EyesOnHives: Tool to Revolutionize Honey Bee Hive Monitoring
Keltronix Inc in the beggining of November announced the launch of EyesOnHivesTM a powerful analytics platform that helps beekeepers, scientists, and other researchers quantify and assess the activity and health of a beehive.
With EyesOnHives, beehive activity data and video is gathered more frequently and more accurately than previously possible, and a successful beta study has shown that the tool enabled beekeepers to reduce colony collapse and save beehives.
The company also announced their goal to make a version of EyesOnHives available to hobbyist beekeepers through a Kickstarter campaign. The company states that with enough support they can achieve their goal of building low cost systems, and compile an enormous dataset to further enable researchers to help bees.
Long Story Short
- EyesOnHives watches and learns about a beehive. Each device automatically uploads videos and data, and assesses what the bees are doing throughout the day.
- Through an app, real-time data is easily seen using graphs highlighting important changes in hive behavior.
- Beekeepers’ time is saved because they can prioritize the colonies that need management, when its needed.

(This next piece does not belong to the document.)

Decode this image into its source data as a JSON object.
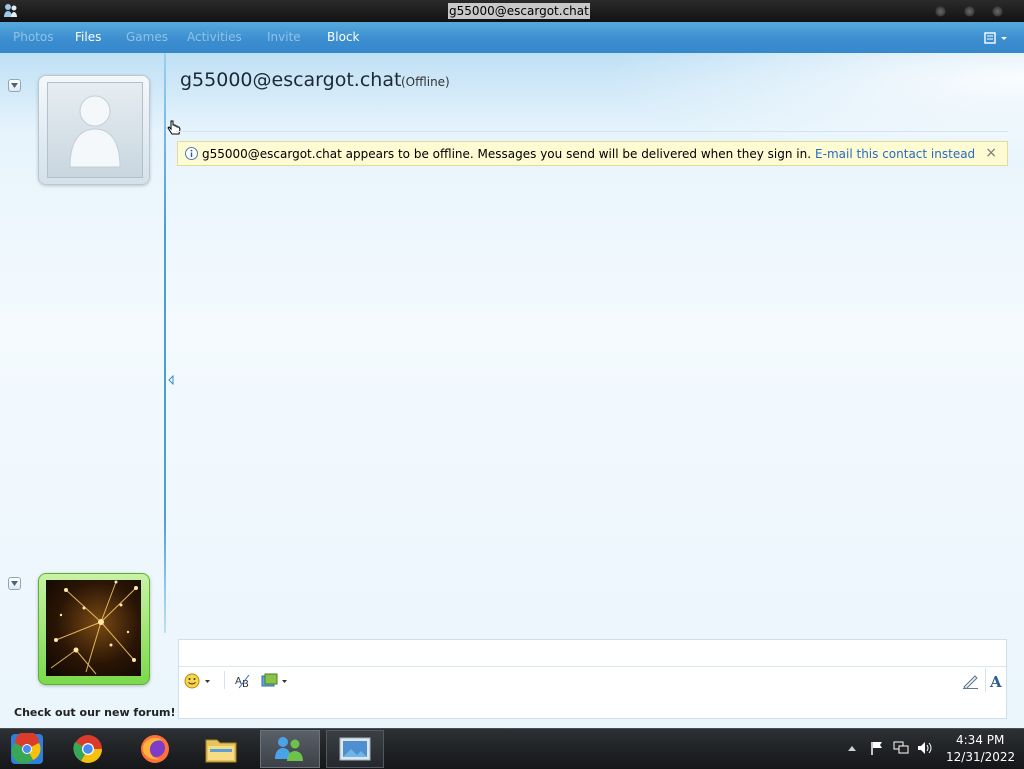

- Knowledge is shared because beekeepers can see videos and data from other hives, remotely assess, and share beekeeping knowledge with the community.

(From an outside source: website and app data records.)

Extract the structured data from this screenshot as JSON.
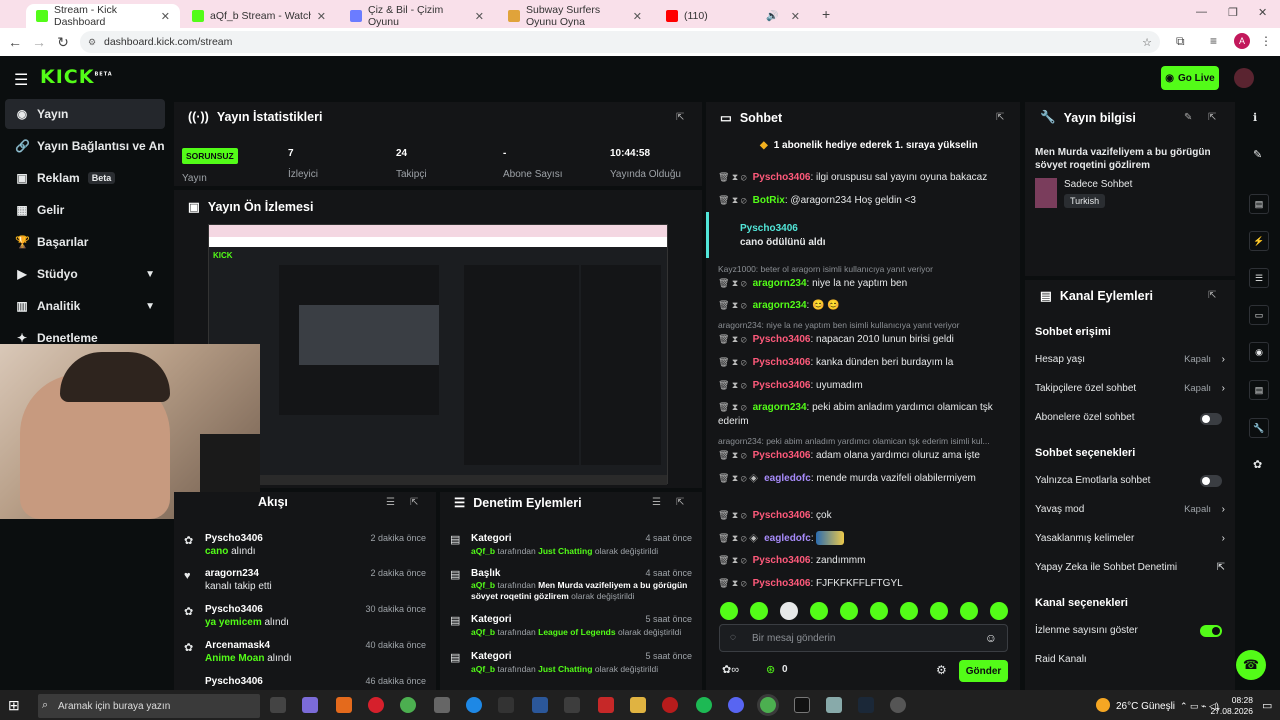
{
  "browser": {
    "tabs": [
      {
        "title": "Stream - Kick Dashboard",
        "color": "#53fc18"
      },
      {
        "title": "aQf_b Stream - Watch Live on K",
        "color": "#53fc18"
      },
      {
        "title": "Çiz & Bil - Çizim Oyunu",
        "color": "#6b7cff"
      },
      {
        "title": "Subway Surfers Oyunu Oyna",
        "color": "#e0a33a"
      },
      {
        "title": "(110)",
        "color": "#ff0000"
      }
    ],
    "url": "dashboard.kick.com/stream",
    "profile_initial": "A"
  },
  "header": {
    "logo": "KICK",
    "logo_sup": "BETA",
    "go_live": "Go Live"
  },
  "sidebar": {
    "items": [
      {
        "label": "Yayın",
        "icon": "broadcast-icon"
      },
      {
        "label": "Yayın Bağlantısı ve Anahtar",
        "icon": "link-icon"
      },
      {
        "label": "Reklam",
        "icon": "ad-icon",
        "badge": "Beta"
      },
      {
        "label": "Gelir",
        "icon": "revenue-icon"
      },
      {
        "label": "Başarılar",
        "icon": "trophy-icon"
      },
      {
        "label": "Stüdyo",
        "icon": "studio-icon"
      },
      {
        "label": "Analitik",
        "icon": "analytics-icon"
      },
      {
        "label": "Denetleme",
        "icon": "moderation-icon"
      }
    ]
  },
  "stats": {
    "title": "Yayın İstatistikleri",
    "status": "SORUNSUZ",
    "items": [
      {
        "value": "",
        "label": "Yayın"
      },
      {
        "value": "7",
        "label": "İzleyici"
      },
      {
        "value": "24",
        "label": "Takipçi"
      },
      {
        "value": "-",
        "label": "Abone Sayısı"
      },
      {
        "value": "10:44:58",
        "label": "Yayında Olduğu Süre"
      }
    ]
  },
  "preview": {
    "title": "Yayın Ön İzlemesi"
  },
  "activity": {
    "title": "Akışı",
    "items": [
      {
        "name": "Pyscho3406",
        "action_highlight": "cano",
        "action": "alındı",
        "time": "2 dakika önce"
      },
      {
        "name": "aragorn234",
        "action_highlight": "",
        "action": "kanalı takip etti",
        "time": "2 dakika önce"
      },
      {
        "name": "Pyscho3406",
        "action_highlight": "ya yemicem",
        "action": "alındı",
        "time": "30 dakika önce"
      },
      {
        "name": "Arcenamask4",
        "action_highlight": "Anime Moan",
        "action": "alındı",
        "time": "40 dakika önce"
      },
      {
        "name": "Pyscho3406",
        "action_highlight": "",
        "action": "",
        "time": "46 dakika önce"
      }
    ]
  },
  "modactions": {
    "title": "Denetim Eylemleri",
    "items": [
      {
        "type": "Kategori",
        "user": "aQf_b",
        "mid": "tarafından",
        "value": "Just Chatting",
        "suffix": "olarak değiştirildi",
        "time": "4 saat önce"
      },
      {
        "type": "Başlık",
        "user": "aQf_b",
        "mid": "tarafından",
        "value": "Men Murda vazifeliyem a bu görügün sövyet roqetini gözlirem",
        "suffix": "olarak değiştirildi",
        "time": "4 saat önce"
      },
      {
        "type": "Kategori",
        "user": "aQf_b",
        "mid": "tarafından",
        "value": "League of Legends",
        "suffix": "olarak değiştirildi",
        "time": "5 saat önce"
      },
      {
        "type": "Kategori",
        "user": "aQf_b",
        "mid": "tarafından",
        "value": "Just Chatting",
        "suffix": "olarak değiştirildi",
        "time": "5 saat önce"
      }
    ]
  },
  "chat": {
    "title": "Sohbet",
    "pinned": "1 abonelik hediye ederek 1. sıraya yükselin",
    "messages": [
      {
        "user": "Pyscho3406",
        "text": ": ilgi oruspusu sal yayını oyuna bakacaz",
        "color": "red"
      },
      {
        "user": "BotRix",
        "text": ": @aragorn234 Hoş geldin <3",
        "color": "green"
      },
      {
        "user": "Pyscho3406",
        "text": "cano ödülünü aldı",
        "color": "cyan",
        "reward": true
      },
      {
        "reply": "Kayz1000: beter ol aragorn isimli kullanıcıya yanıt veriyor"
      },
      {
        "user": "aragorn234",
        "text": ": niye la ne yaptım ben",
        "color": "green"
      },
      {
        "user": "aragorn234",
        "text": ": 😊 😊",
        "color": "green"
      },
      {
        "reply": "aragorn234: niye la ne yaptım ben isimli kullanıcıya yanıt veriyor"
      },
      {
        "user": "Pyscho3406",
        "text": ": napacan 2010 lunun birisi geldi",
        "color": "red"
      },
      {
        "user": "Pyscho3406",
        "text": ": kanka dünden beri burdayım la",
        "color": "red"
      },
      {
        "user": "Pyscho3406",
        "text": ": uyumadım",
        "color": "red"
      },
      {
        "user": "aragorn234",
        "text": ": peki abim anladım yardımcı olamican tşk ederim",
        "color": "green"
      },
      {
        "reply": "aragorn234: peki abim anladım yardımcı olamican tşk ederim isimli kul..."
      },
      {
        "user": "Pyscho3406",
        "text": ": adam olana yardımcı oluruz ama işte",
        "color": "red"
      },
      {
        "user": "eagledofc",
        "text": ": mende murda vazifeli olabilermiyem",
        "color": "purple"
      },
      {
        "user": "Pyscho3406",
        "text": ": çok",
        "color": "red"
      },
      {
        "user": "eagledofc",
        "text": ":",
        "color": "purple"
      },
      {
        "user": "Pyscho3406",
        "text": ": zandımmm",
        "color": "red"
      },
      {
        "user": "Pyscho3406",
        "text": ": FJFKFKFFLFTGYL",
        "color": "red"
      }
    ],
    "input_placeholder": "Bir mesaj gönderin",
    "points": "0",
    "send": "Gönder"
  },
  "streaminfo": {
    "title": "Yayın bilgisi",
    "stream_title": "Men Murda vazifeliyem a bu görügün sövyet roqetini gözlirem",
    "category": "Sadece Sohbet",
    "language": "Turkish"
  },
  "channel": {
    "title": "Kanal Eylemleri",
    "chat_access": "Sohbet erişimi",
    "rows1": [
      {
        "label": "Hesap yaşı",
        "value": "Kapalı"
      },
      {
        "label": "Takipçilere özel sohbet",
        "value": "Kapalı"
      },
      {
        "label": "Abonelere özel sohbet",
        "value": ""
      }
    ],
    "chat_options": "Sohbet seçenekleri",
    "rows2": [
      {
        "label": "Yalnızca Emotlarla sohbet",
        "value": ""
      },
      {
        "label": "Yavaş mod",
        "value": "Kapalı"
      },
      {
        "label": "Yasaklanmış kelimeler",
        "value": ""
      },
      {
        "label": "Yapay Zeka ile Sohbet Denetimi",
        "value": ""
      }
    ],
    "channel_options": "Kanal seçenekleri",
    "rows3": [
      {
        "label": "İzlenme sayısını göster",
        "value": ""
      },
      {
        "label": "Raid Kanalı",
        "value": ""
      }
    ]
  },
  "taskbar": {
    "search": "Aramak için buraya yazın",
    "weather": "26°C Güneşli",
    "time": "08:28",
    "date": "27.08.2026"
  }
}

- Proven in the field – There are presently 15 systems installed in the beta test, which has been running for 1 year.
It`s All About Passion
“We’re honored to work with worldclass beekeepers and provide them with tools to better understand bee health, and ultimately reduce colony collapse rates,” said Kelton Temby, founder of Keltronix. “In just ten months, EyesOnHives uncovered insights into queenlessness, ant attacks, growth trends and orientation activity the heartbeat of a bee colony. Beyond the science and tech, it’s really connecting people with bees.”

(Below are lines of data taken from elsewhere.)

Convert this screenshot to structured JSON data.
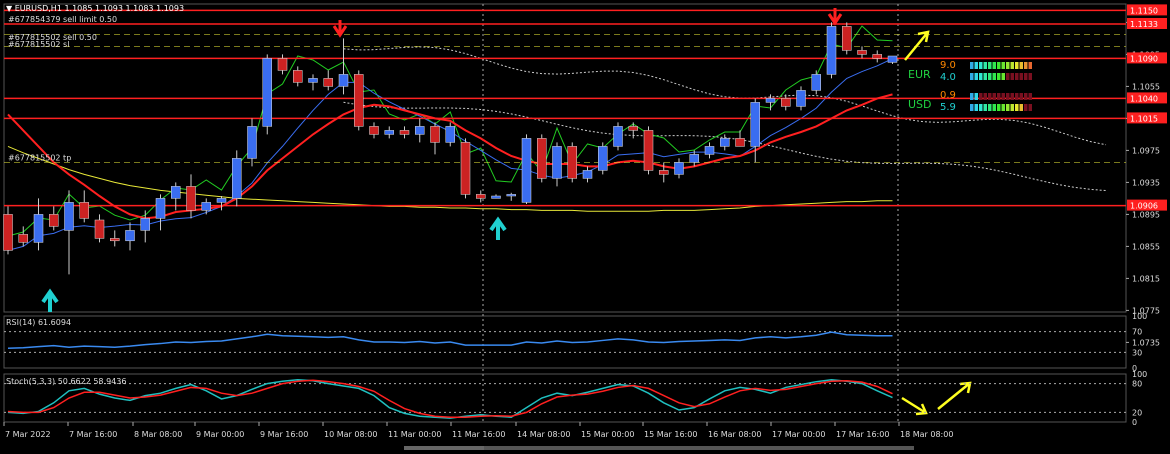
{
  "chart_data": {
    "type": "candlestick",
    "title": "EURUSD,H1  1.1085 1.1093 1.1083 1.1093",
    "symbol_marker": "▼",
    "colors": {
      "background": "#000000",
      "bull": "#3a6df0",
      "bear": "#cc2222",
      "wick": "#cccccc",
      "level": "#ff2020",
      "grid": "#333333",
      "sma_yellow": "#e8e838",
      "ema_red": "#ff2020",
      "green": "#22cc22",
      "blue_line": "#3a6df0",
      "cloud": "#cccccc",
      "arrow_red": "#ff2020",
      "arrow_cyan": "#20d0d0",
      "arrow_yellow": "#ffff20"
    },
    "y_ticks": [
      "1.1135",
      "1.1095",
      "1.1055",
      "1.1015",
      "1.0975",
      "1.0935",
      "1.0895",
      "1.0855",
      "1.0815",
      "1.0775",
      "1.0735"
    ],
    "ylim": [
      1.0773,
      1.1158
    ],
    "price_labels": [
      {
        "text": "1.1150",
        "value": 1.115
      },
      {
        "text": "1.1133",
        "value": 1.1133
      },
      {
        "text": "1.1090",
        "value": 1.109
      },
      {
        "text": "1.1040",
        "value": 1.104
      },
      {
        "text": "1.1015",
        "value": 1.1015
      },
      {
        "text": "1.0906",
        "value": 1.0906
      }
    ],
    "level_lines": [
      1.115,
      1.1133,
      1.109,
      1.104,
      1.1015,
      1.0906
    ],
    "dashed_levels": [
      1.112,
      1.1105,
      1.096
    ],
    "order_labels": [
      {
        "text": "#677854379 sell limit 0.50",
        "value": 1.1133
      },
      {
        "text": "#677815502 sell 0.50",
        "value": 1.1112
      },
      {
        "text": "#677815502 sl",
        "value": 1.1102
      },
      {
        "text": "#677815502 tp",
        "value": 1.096
      }
    ],
    "x_labels": [
      "7 Mar 2022",
      "7 Mar 16:00",
      "8 Mar 08:00",
      "9 Mar 00:00",
      "9 Mar 16:00",
      "10 Mar 08:00",
      "11 Mar 00:00",
      "11 Mar 16:00",
      "14 Mar 08:00",
      "15 Mar 00:00",
      "15 Mar 16:00",
      "16 Mar 08:00",
      "17 Mar 00:00",
      "17 Mar 16:00",
      "18 Mar 08:00"
    ],
    "candles": [
      [
        1.0895,
        1.0905,
        1.0845,
        1.085
      ],
      [
        1.087,
        1.088,
        1.0855,
        1.086
      ],
      [
        1.086,
        1.0915,
        1.085,
        1.0895
      ],
      [
        1.0895,
        1.0905,
        1.0875,
        1.088
      ],
      [
        1.0875,
        1.0925,
        1.082,
        1.091
      ],
      [
        1.091,
        1.0925,
        1.0885,
        1.089
      ],
      [
        1.0888,
        1.0895,
        1.086,
        1.0865
      ],
      [
        1.0865,
        1.0875,
        1.0855,
        1.0862
      ],
      [
        1.0862,
        1.0885,
        1.085,
        1.0875
      ],
      [
        1.0875,
        1.09,
        1.086,
        1.089
      ],
      [
        1.089,
        1.092,
        1.0875,
        1.0915
      ],
      [
        1.0915,
        1.0935,
        1.09,
        1.093
      ],
      [
        1.093,
        1.0945,
        1.089,
        1.09
      ],
      [
        1.09,
        1.0915,
        1.0895,
        1.091
      ],
      [
        1.091,
        1.0918,
        1.09,
        1.0915
      ],
      [
        1.0915,
        1.0975,
        1.0905,
        1.0965
      ],
      [
        1.0965,
        1.1015,
        1.0955,
        1.1005
      ],
      [
        1.1005,
        1.1095,
        1.0995,
        1.109
      ],
      [
        1.109,
        1.1095,
        1.107,
        1.1075
      ],
      [
        1.1075,
        1.108,
        1.1055,
        1.106
      ],
      [
        1.106,
        1.107,
        1.105,
        1.1065
      ],
      [
        1.1065,
        1.1075,
        1.105,
        1.1055
      ],
      [
        1.1055,
        1.1115,
        1.1045,
        1.107
      ],
      [
        1.107,
        1.1075,
        1.1,
        1.1005
      ],
      [
        1.1005,
        1.101,
        1.099,
        1.0995
      ],
      [
        1.0995,
        1.1005,
        1.099,
        1.1
      ],
      [
        1.1,
        1.1005,
        1.099,
        1.0995
      ],
      [
        1.0995,
        1.1015,
        1.0985,
        1.1005
      ],
      [
        1.1005,
        1.101,
        1.097,
        1.0985
      ],
      [
        1.0985,
        1.101,
        1.098,
        1.1005
      ],
      [
        1.0985,
        1.099,
        1.0915,
        1.092
      ],
      [
        1.092,
        1.0925,
        1.091,
        1.0915
      ],
      [
        1.0915,
        1.092,
        1.0915,
        1.0918
      ],
      [
        1.0918,
        1.0922,
        1.0912,
        1.092
      ],
      [
        1.091,
        1.0995,
        1.0908,
        1.099
      ],
      [
        1.099,
        1.0995,
        1.0935,
        1.094
      ],
      [
        1.094,
        1.0985,
        1.093,
        1.098
      ],
      [
        1.098,
        1.0985,
        1.0935,
        1.094
      ],
      [
        1.094,
        1.0955,
        1.0935,
        1.095
      ],
      [
        1.095,
        1.0985,
        1.0945,
        1.098
      ],
      [
        1.098,
        1.101,
        1.0975,
        1.1005
      ],
      [
        1.1005,
        1.101,
        1.099,
        1.1
      ],
      [
        1.1,
        1.1005,
        1.0945,
        1.095
      ],
      [
        1.095,
        1.096,
        1.0935,
        1.0945
      ],
      [
        1.0945,
        1.0965,
        1.094,
        1.096
      ],
      [
        1.096,
        1.0975,
        1.0955,
        1.097
      ],
      [
        1.097,
        1.0985,
        1.0965,
        1.098
      ],
      [
        1.098,
        1.0995,
        1.0975,
        1.099
      ],
      [
        1.099,
        1.1,
        1.098,
        1.098
      ],
      [
        1.098,
        1.104,
        1.096,
        1.1035
      ],
      [
        1.1035,
        1.1045,
        1.1025,
        1.104
      ],
      [
        1.104,
        1.1045,
        1.1025,
        1.103
      ],
      [
        1.103,
        1.1055,
        1.1025,
        1.105
      ],
      [
        1.105,
        1.1075,
        1.1045,
        1.107
      ],
      [
        1.107,
        1.1135,
        1.1065,
        1.113
      ],
      [
        1.113,
        1.1135,
        1.1095,
        1.11
      ],
      [
        1.11,
        1.1105,
        1.109,
        1.1095
      ],
      [
        1.1095,
        1.11,
        1.1085,
        1.109
      ],
      [
        1.1085,
        1.1093,
        1.1083,
        1.1093
      ]
    ],
    "sma_yellow": [
      1.098,
      1.0972,
      1.0965,
      1.0958,
      1.0951,
      1.0945,
      1.094,
      1.0935,
      1.0931,
      1.0928,
      1.0925,
      1.0923,
      1.0921,
      1.0919,
      1.0917,
      1.0915,
      1.0914,
      1.0913,
      1.0912,
      1.0911,
      1.091,
      1.0909,
      1.0908,
      1.0907,
      1.0906,
      1.0905,
      1.0905,
      1.0904,
      1.0904,
      1.0903,
      1.0903,
      1.0902,
      1.0902,
      1.0901,
      1.0901,
      1.09,
      1.09,
      1.09,
      1.0899,
      1.0899,
      1.0899,
      1.0899,
      1.0899,
      1.09,
      1.09,
      1.09,
      1.0901,
      1.0902,
      1.0903,
      1.0905,
      1.0906,
      1.0907,
      1.0908,
      1.0909,
      1.091,
      1.0911,
      1.0911,
      1.0912,
      1.0912
    ],
    "ema_red": [
      1.102,
      1.1,
      1.098,
      1.096,
      1.0945,
      1.0932,
      1.0918,
      1.0905,
      1.0895,
      1.089,
      1.0892,
      1.0898,
      1.09,
      1.0902,
      1.0905,
      1.0915,
      1.093,
      1.095,
      1.0965,
      1.098,
      1.0995,
      1.1008,
      1.102,
      1.1028,
      1.1032,
      1.103,
      1.1025,
      1.102,
      1.1015,
      1.1012,
      1.1,
      1.099,
      1.0978,
      1.0968,
      1.0962,
      1.0958,
      1.0958,
      1.0958,
      1.0955,
      1.0955,
      1.096,
      1.0962,
      1.096,
      1.0955,
      1.0952,
      1.0955,
      1.096,
      1.0965,
      1.0968,
      1.0975,
      1.0985,
      1.0992,
      1.0998,
      1.1005,
      1.1015,
      1.1025,
      1.1032,
      1.104,
      1.1045
    ],
    "rsi": {
      "label": "RSI(14) 61.6094",
      "value": 61.6094,
      "levels": [
        30,
        70
      ],
      "ticks": [
        "100",
        "70",
        "30",
        "0"
      ],
      "values": [
        38,
        39,
        41,
        43,
        40,
        42,
        41,
        40,
        42,
        45,
        47,
        50,
        49,
        51,
        52,
        56,
        60,
        65,
        62,
        61,
        60,
        59,
        60,
        54,
        50,
        50,
        49,
        51,
        48,
        50,
        44,
        44,
        44,
        44,
        50,
        48,
        52,
        49,
        50,
        53,
        56,
        54,
        50,
        49,
        51,
        52,
        53,
        54,
        53,
        58,
        60,
        58,
        60,
        63,
        69,
        64,
        63,
        62,
        62
      ]
    },
    "stoch": {
      "label": "Stoch(5,3,3) 50.6622 58.9436",
      "k": 50.6622,
      "d": 58.9436,
      "levels": [
        20,
        80
      ],
      "ticks": [
        "100",
        "80",
        "20",
        "0"
      ],
      "k_values": [
        20,
        18,
        22,
        40,
        65,
        70,
        58,
        50,
        45,
        55,
        60,
        70,
        78,
        65,
        48,
        55,
        68,
        80,
        85,
        88,
        86,
        80,
        75,
        70,
        55,
        30,
        18,
        12,
        10,
        8,
        12,
        15,
        12,
        10,
        30,
        50,
        60,
        55,
        62,
        70,
        78,
        75,
        60,
        40,
        25,
        30,
        48,
        65,
        72,
        68,
        60,
        72,
        78,
        84,
        88,
        85,
        80,
        65,
        51
      ],
      "d_values": [
        22,
        20,
        20,
        30,
        50,
        62,
        62,
        56,
        50,
        52,
        56,
        64,
        72,
        70,
        60,
        55,
        60,
        70,
        80,
        85,
        87,
        84,
        80,
        74,
        64,
        45,
        28,
        18,
        12,
        10,
        10,
        12,
        13,
        12,
        20,
        38,
        52,
        56,
        58,
        64,
        72,
        76,
        70,
        55,
        40,
        32,
        38,
        52,
        65,
        70,
        66,
        68,
        74,
        80,
        85,
        86,
        83,
        74,
        59
      ]
    }
  },
  "legend": {
    "eur": {
      "label": "EUR",
      "value_top": "9.0",
      "value": "4.0",
      "value_top_color": "#ff8800",
      "value_color": "#20d0d0"
    },
    "usd": {
      "label": "USD",
      "value_top": "0.9",
      "value": "5.9",
      "value_top_color": "#ff8800",
      "value_color": "#20d0d0"
    }
  }
}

Beekeeping associations and researchers are able to review the growing database of over 350,000 videos and data from the study, and beekeepers report that EyesOnHives has led to timely Each EyesOnHives Model BTM device sits a foot in front of a beehive, and runs patent pending algorithms to measure bee activity while recording video, collecting environmental data, and uploading to the cloud-based analytics platform.
“We set out trying to document hive activity without interfering with it, and wound up with a health monitor for honey bees,” says Temby.
Bees are responsible for one in three bites of the food we eat, and humans have been keeping bees for thousands of years. But for the last decade, beekeepers have been reporting unsustainable losses of bees. In 2014, 42% of bee colonies died in the US. Beekeepers try to ‘split’ colonies and breed extra queens to replace the lost colonies, but with such high losses, beekeepers and researchers say the Until now, beekeepers weren’t getting early warnings that a honey bee colony was in trouble.
“The bees need help, and we want to help beekeepers deliver it,” says Temby, “so we built an analytics platform for monitoring honey bee hive health.” Asked why a technology company would focus on beekeeping, he answers, “We believe beekeeping, like organic farming, supports the health of the environment, and is key to sustainable agriculture. Our mission is to accelerate the transition to sustainable agriculture.”
The company has formed partnerships with beekeeping associations, and is in discussion with several universities on future collaboration.
After looking at the EyesOnHives system, Eric Mussen, Emeritus Extension Apiculturist, UC Davis, points out that
“Flight activity can be a pretty good indication of what is going on in a hive, but as soon as something looks erratic, you have to go find out why.”
Peter Loring Borst of Cornell University and a regular contributor to the American Bee Journal shares of EyesOnHives
“At this point you have identified several important changes of the colony’s behavior. The data that’s being captured by this process shows very clearly there are events that can be identified at a glance. Not just flight activity, but the signature of flight activity gives you a really interesting window into what’s going on in that colony at that point in time”.
Paul Cronshaw, a beekeeper of 40 years, and President of the Santa Barbara Beekeepers Association adds
“I can now just take a quick snapshot to check in, like a patient and a doctor, to see how the hive is doing. With that information I can decide I don’t have to visit today, or decide there is something going on and I need to take care of it now, or else that hive isn’t going to be there in a couple of days”.
On using EyesOnHives for education and outreach Mr Cronshaw states
“I was able to take my phone, put it onto a tv screen, and show my students exactly what the bees are doing”.